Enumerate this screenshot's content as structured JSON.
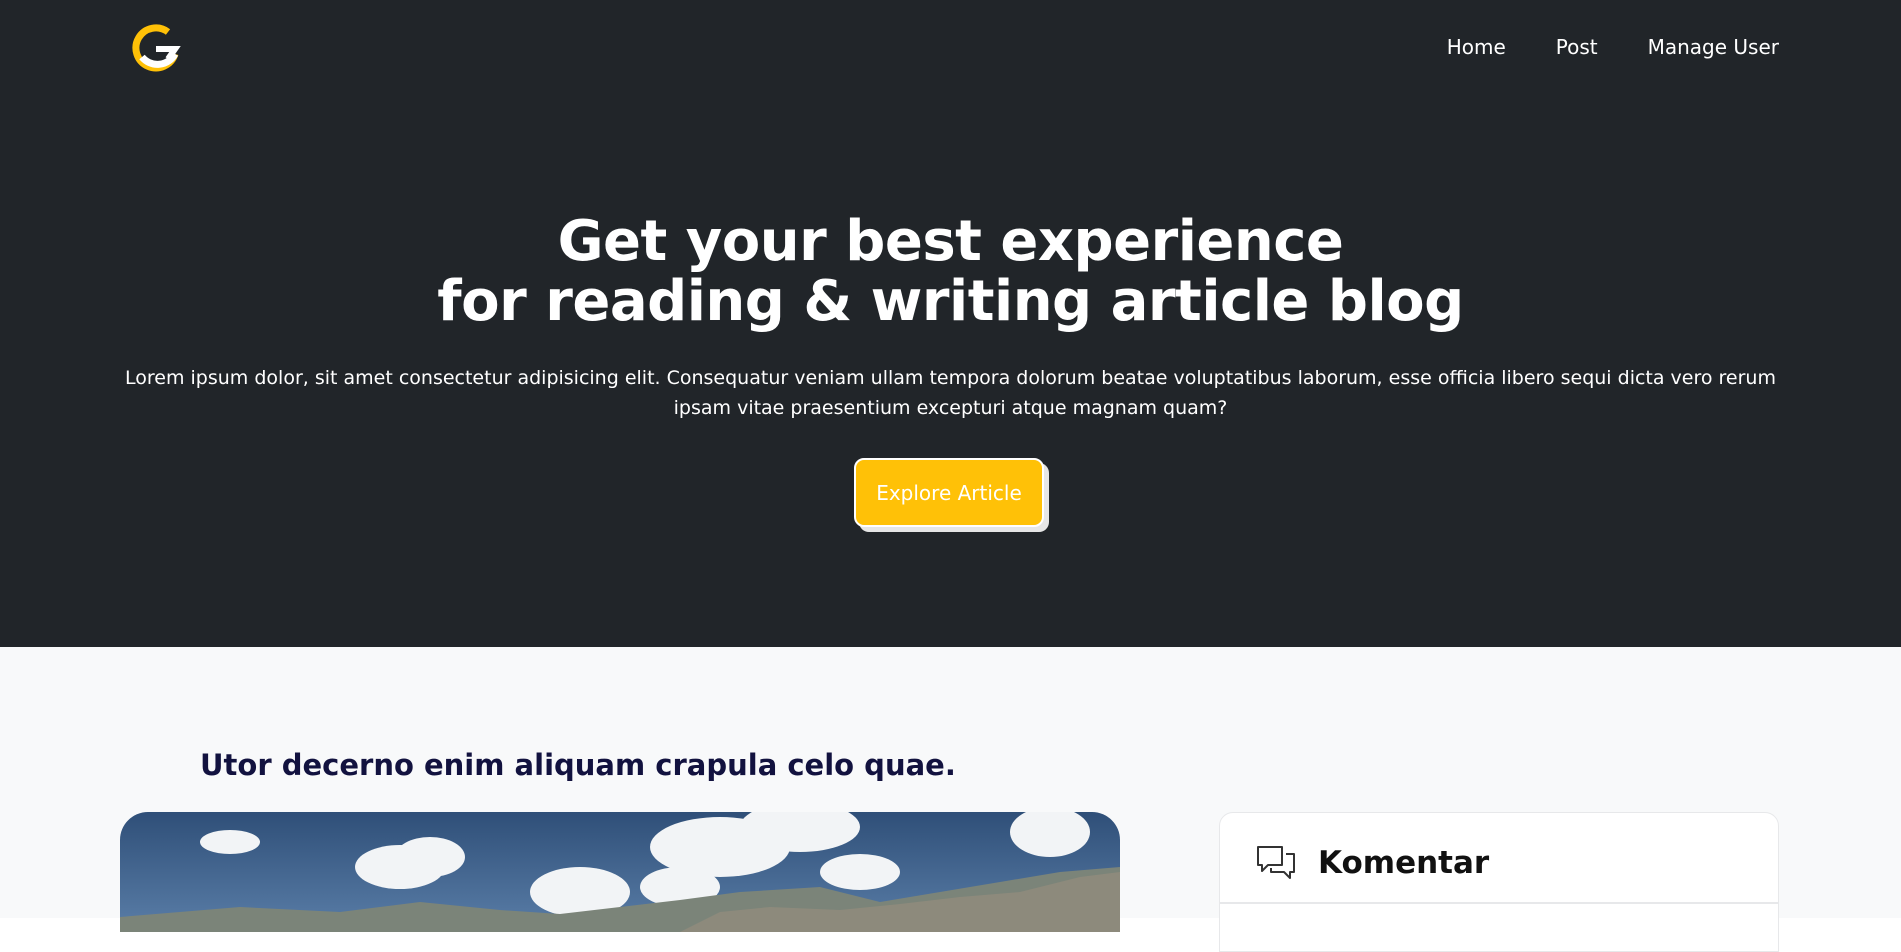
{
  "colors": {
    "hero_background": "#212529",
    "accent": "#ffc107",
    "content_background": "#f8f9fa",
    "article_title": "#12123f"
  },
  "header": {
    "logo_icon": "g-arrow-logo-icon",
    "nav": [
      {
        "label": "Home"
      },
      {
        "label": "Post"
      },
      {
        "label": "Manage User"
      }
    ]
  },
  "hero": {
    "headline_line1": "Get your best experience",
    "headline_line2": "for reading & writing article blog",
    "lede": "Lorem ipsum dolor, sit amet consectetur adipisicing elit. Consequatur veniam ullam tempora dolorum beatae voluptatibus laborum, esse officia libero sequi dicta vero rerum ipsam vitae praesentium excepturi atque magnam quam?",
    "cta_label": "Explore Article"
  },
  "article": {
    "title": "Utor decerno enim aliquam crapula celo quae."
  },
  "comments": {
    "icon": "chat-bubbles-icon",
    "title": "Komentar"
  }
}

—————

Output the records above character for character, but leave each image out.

Enumerate this screenshot's content as structured JSON.
{
  "colors": {
    "hero_background": "#212529",
    "accent": "#ffc107",
    "content_background": "#f8f9fa",
    "article_title": "#12123f"
  },
  "header": {
    "logo_icon": "g-arrow-logo-icon",
    "nav": [
      {
        "label": "Home"
      },
      {
        "label": "Post"
      },
      {
        "label": "Manage User"
      }
    ]
  },
  "hero": {
    "headline_line1": "Get your best experience",
    "headline_line2": "for reading & writing article blog",
    "lede": "Lorem ipsum dolor, sit amet consectetur adipisicing elit. Consequatur veniam ullam tempora dolorum beatae voluptatibus laborum, esse officia libero sequi dicta vero rerum ipsam vitae praesentium excepturi atque magnam quam?",
    "cta_label": "Explore Article"
  },
  "article": {
    "title": "Utor decerno enim aliquam crapula celo quae."
  },
  "comments": {
    "icon": "chat-bubbles-icon",
    "title": "Komentar"
  }
}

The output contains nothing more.